A key point in wireless connectivity for the IoT is the software, Goren asserts. Traditionally, the way to interface wireless was in the lower level of the software, typically level two or three, he says. “This required a deep understanding of software stacks. Integrating the software stack in the application layer (typically, layer seven) means there is no need to know how it works underneath,” explains Goren. Relieving the engineer of the need to understand wireless technology will lead to a broad and quick take-up and deployment of IoT-enabled technology.
IoT In Action

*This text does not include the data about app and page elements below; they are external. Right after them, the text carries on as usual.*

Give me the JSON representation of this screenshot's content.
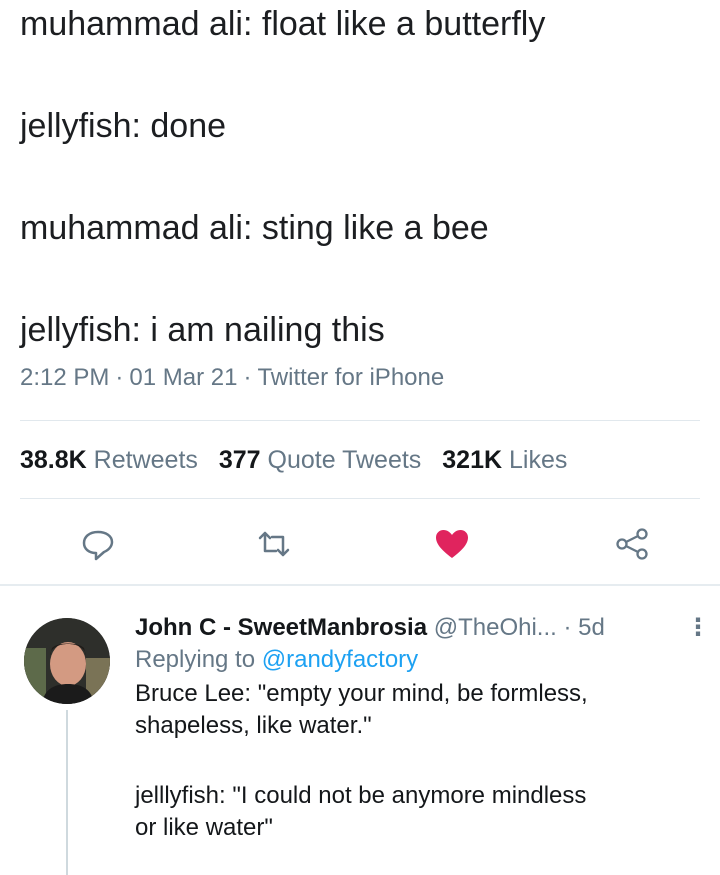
{
  "tweet": {
    "lines": [
      "muhammad ali: float like a butterfly",
      "jellyfish: done",
      "muhammad ali: sting like a bee",
      "jellyfish: i am nailing this"
    ],
    "time": "2:12 PM",
    "date": "01 Mar 21",
    "source": "Twitter for iPhone"
  },
  "stats": {
    "retweets_count": "38.8K",
    "retweets_label": "Retweets",
    "quotes_count": "377",
    "quotes_label": "Quote Tweets",
    "likes_count": "321K",
    "likes_label": "Likes"
  },
  "actions": {
    "icons": [
      "reply-icon",
      "retweet-icon",
      "heart-icon",
      "share-icon"
    ],
    "like_color": "#e0245e"
  },
  "reply": {
    "name": "John C - SweetManbrosia",
    "handle": "@TheOhi...",
    "time": "5d",
    "replying_label": "Replying to",
    "replying_handle": "@randyfactory",
    "body_lines": [
      "Bruce Lee: \"empty your mind, be formless,",
      "shapeless, like water.\"",
      "jelllyfish: \"I could not  be anymore mindless",
      "or like water\""
    ]
  }
}
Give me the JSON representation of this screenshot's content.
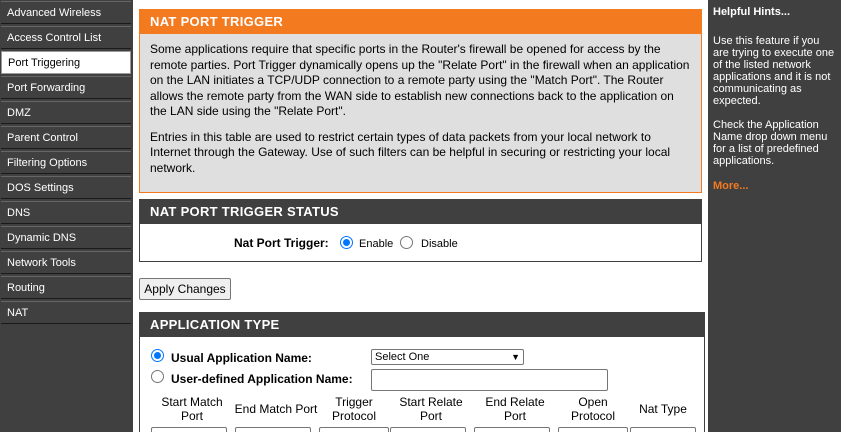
{
  "sidebar": {
    "items": [
      {
        "label": "Advanced Wireless"
      },
      {
        "label": "Access Control List"
      },
      {
        "label": "Port Triggering"
      },
      {
        "label": "Port Forwarding"
      },
      {
        "label": "DMZ"
      },
      {
        "label": "Parent Control"
      },
      {
        "label": "Filtering Options"
      },
      {
        "label": "DOS Settings"
      },
      {
        "label": "DNS"
      },
      {
        "label": "Dynamic DNS"
      },
      {
        "label": "Network Tools"
      },
      {
        "label": "Routing"
      },
      {
        "label": "NAT"
      }
    ],
    "active": "Port Triggering"
  },
  "intro": {
    "title": "NAT PORT TRIGGER",
    "para1": "Some applications require that specific ports in the Router's firewall be opened for access by the remote parties. Port Trigger dynamically opens up the \"Relate Port\" in the firewall when an application on the LAN initiates a TCP/UDP connection to a remote party using the \"Match Port\". The Router allows the remote party from the WAN side to establish new connections back to the application on the LAN side using the \"Relate Port\".",
    "para2": "Entries in this table are used to restrict certain types of data packets from your local network to Internet through the Gateway. Use of such filters can be helpful in securing or restricting your local network."
  },
  "status": {
    "title": "NAT PORT TRIGGER STATUS",
    "label": "Nat Port Trigger:",
    "enable_label": "Enable",
    "disable_label": "Disable",
    "value": "Enable"
  },
  "apply_label": "Apply Changes",
  "app_type": {
    "title": "APPLICATION TYPE",
    "usual_label": "Usual Application Name:",
    "user_label": "User-defined Application Name:",
    "selected": "usual",
    "select_value": "Select One",
    "user_value": "",
    "columns": [
      {
        "line1": "Start Match",
        "line2": "Port"
      },
      {
        "line1": "End Match Port",
        "line2": ""
      },
      {
        "line1": "Trigger",
        "line2": "Protocol"
      },
      {
        "line1": "Start Relate",
        "line2": "Port"
      },
      {
        "line1": "End Relate",
        "line2": "Port"
      },
      {
        "line1": "Open",
        "line2": "Protocol"
      },
      {
        "line1": "Nat Type",
        "line2": ""
      }
    ]
  },
  "hints": {
    "title": "Helpful Hints...",
    "text1": "Use this feature if you are trying to execute one of the listed network applications and it is not communicating as expected.",
    "text2": "Check the Application Name drop down menu for a list of predefined applications.",
    "more": "More..."
  }
}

Goren recalls a demo at last year’s Electronica tradeshow with TI’s sensors, microcontrollers, wireless connectivity and software. The solution showed how multiple physical networks could be connected to a unified Cloud. An engineer took it upon himself to change the demo before leaving for the day and surprised his colleagues the next morning when the Bluetooth speaker started reciting the temperature! The engineer had used the temperature sensor as an endpoint, which was connected to a ZigBee gateway using a TI processor and interface. The gateway was connected over an Ethernet connection to the IBM server in the Cloud, and used IBM Cloud software to communicate a Google Translate temperature sentence which was relayed to the Bluetooth speaker. Goren says this is the IoT – a node connected the Cloud, enabling it to do things that were not done before, using equipment and services that already exist.
He offers another example of available services and devices adapted by IoT technology. An air conditioner, controlled by an IR sensor, is connected to the Cloud by Wi-Fi and monitored and controlled by Cloud software. Adding a magnetic ‘capsule’ to the air conditioning system creates a gateway, which can connect to a smartphone that can act as a remote control to program, activate or deactivate the AC unit. All of this can be retro-fitted, points out Goren.
Rather than decisions being made locally, the IoT offers a bigger picture which leads to more analysis ahead of decision making, he says. Another example is a smart meter. Rather than monitor the water pump for leaks, the IoT allows an engineer to look at the whole system to see which area is using more water and identify an area which may be the site of a leakage.
The future IoT will leverage standard Internet services, such as analysis and visualization, and encompass them all, says Goren.
Goren makes a compelling argument for the IoT to be realized sooner rather than later. The hardware, software, networking and interface devices are already available. It merely needs the ingenuity of ISPs and engineers to adapt them to deliver new, exciting services.